– Reviewed by Joseph Johnston –
Open Pen recognises the demand short stories make of their writers. Though small in scale and in form, they require vast amounts of effort and time to be given if they’re to be crafted properly. By focusing on certain details and magnifying them, they turn the minutia of life into the forces which embody and shape it. Writers must be masters of unresolved brevity, yet the stories must provide some sort of fulfilment. They are complete narratives, yet they are considered as single entities like sculptures. The debate has gone on for some time as to what a short story is and will continue to do so. A good short story is full of its own inherent contradictions that culminate into a work of art. If crafted well enough, they can give the reader something which no other form can, leaving them with a brief moment of satisfaction and perplexity, a sense of being levitated slightly above ground, which is almost ritualistic after every story. This is what every worthy writer hopes for and what every reader craves, and it is what each story in Issue Fifteen of Open Pen manages to deliver.
The initial story ‘The Shields’ adds proof of the publication’s confident and modern ethics on good writing. Whereas some publications would shy away from the raw subject matter of suicide and mental illness, with a voice that is unconventional in style, Open Pen has published it at the front and on the cover of Issue Fifteen. ‘The Shields’ is worthy of comparison to Denis Johnson or Clarice Lispector in its dreamlike ambience and surreal impressions, etc, etc, etc… Yes, comparisons can be made, and should be made to some extent, but this story is truly unique. Each line is crafted with enough consideration to be taken as a line from poetic verse: ‘he’d felt sadness like a cold breath in his neck, and he’d turned around to find its source.’ Open Pen is not desperate to cling onto contrived notions of experimentation or rawness, as the consequential stories within Issue Fifteen prove, but it does know a good story when it sees one, and it wants to make it known.
‘Wor Jackie’, the second story, offers a scene from the perspective of a teenage boy with his friends, with little more life experiences than that of a child’s. They are looking at a statue of a famous football player. A man approaches them who is carrying a bag of fish, and who implies to them all a sad prophecy of their lives in the future, a prophecy the narrator already appears to be quite aware of. The realist and terse narrative makes the stagnant lives of the characters ever more resonant. The Englishness of the dialect is refreshing. Many attempts to add a voice to a location is often over-emphasised, but here it is as subtle as the tragic narrative itself. There is a sense of the inescapable resignation towards their lives the boys will succumb to, if they haven’t already. In biblical terms, the fish is a symbol of salvation. In this story, the man carrying the fish is himself carrying the same symbol. He hands the fish to them, and they receive it, but they destroy it without intention.
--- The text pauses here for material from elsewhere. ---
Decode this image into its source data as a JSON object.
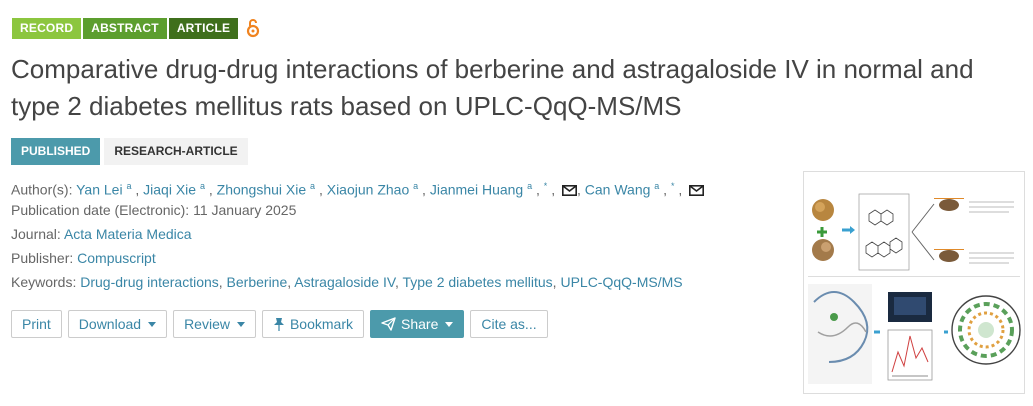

The stark reality is that the unmentioned prediction of their diminished and chanceless lives has been fulfilled by their own hopelessness, and they look down onto the floor at the fish, ‘watch it for a long time, until it stops flopping. It’s mouth opens and closes, and then it doesn’t.’ The emotional value lies within the thematic significance of the everyday. There is no doubt regarding the quality of this story.
Each narrative is certain of its sense of place and tone. ‘The Witch’s Funeral’ draws its realism in a manner similar to that of ‘Wor Jackie’. A family is planning the funeral of its husband and father on the same day as Maggie Thatcher’s, clearly damaged by Thatcher herself. The deeply personal and intimate has been mixed with the broader political and social. One cannot exist without being affected by the other. The observation of these two linking subjects culminates in an interesting study of one’s place within family and society.
Though the locations within each story are different, as with each theme and style, what remains true throughout is the urgency of the effect that a situation has on each of the character’s lives. In ‘Little Sparrow’, the last line of both the story and the collection refers to a character and declares that ‘no: she wasn’t going anywhere’, finalising the sense of the entrapment in her situation. Though many of the stories’ characters seem lost at times, or isolated, the emotional profundity and awareness displayed by the writers illuminates the path to true north for the reader.
Within its four walls, Issue Fifteen boasts of an editorial, five short stories, one flash, and a review of a bookshop at the end. All white good included… Obviously, good fiction cannot be atomised into its physicality the way that a property now is, and, though diverse and different, each story has found its place comfortably within the ‘Home of Open Literature’.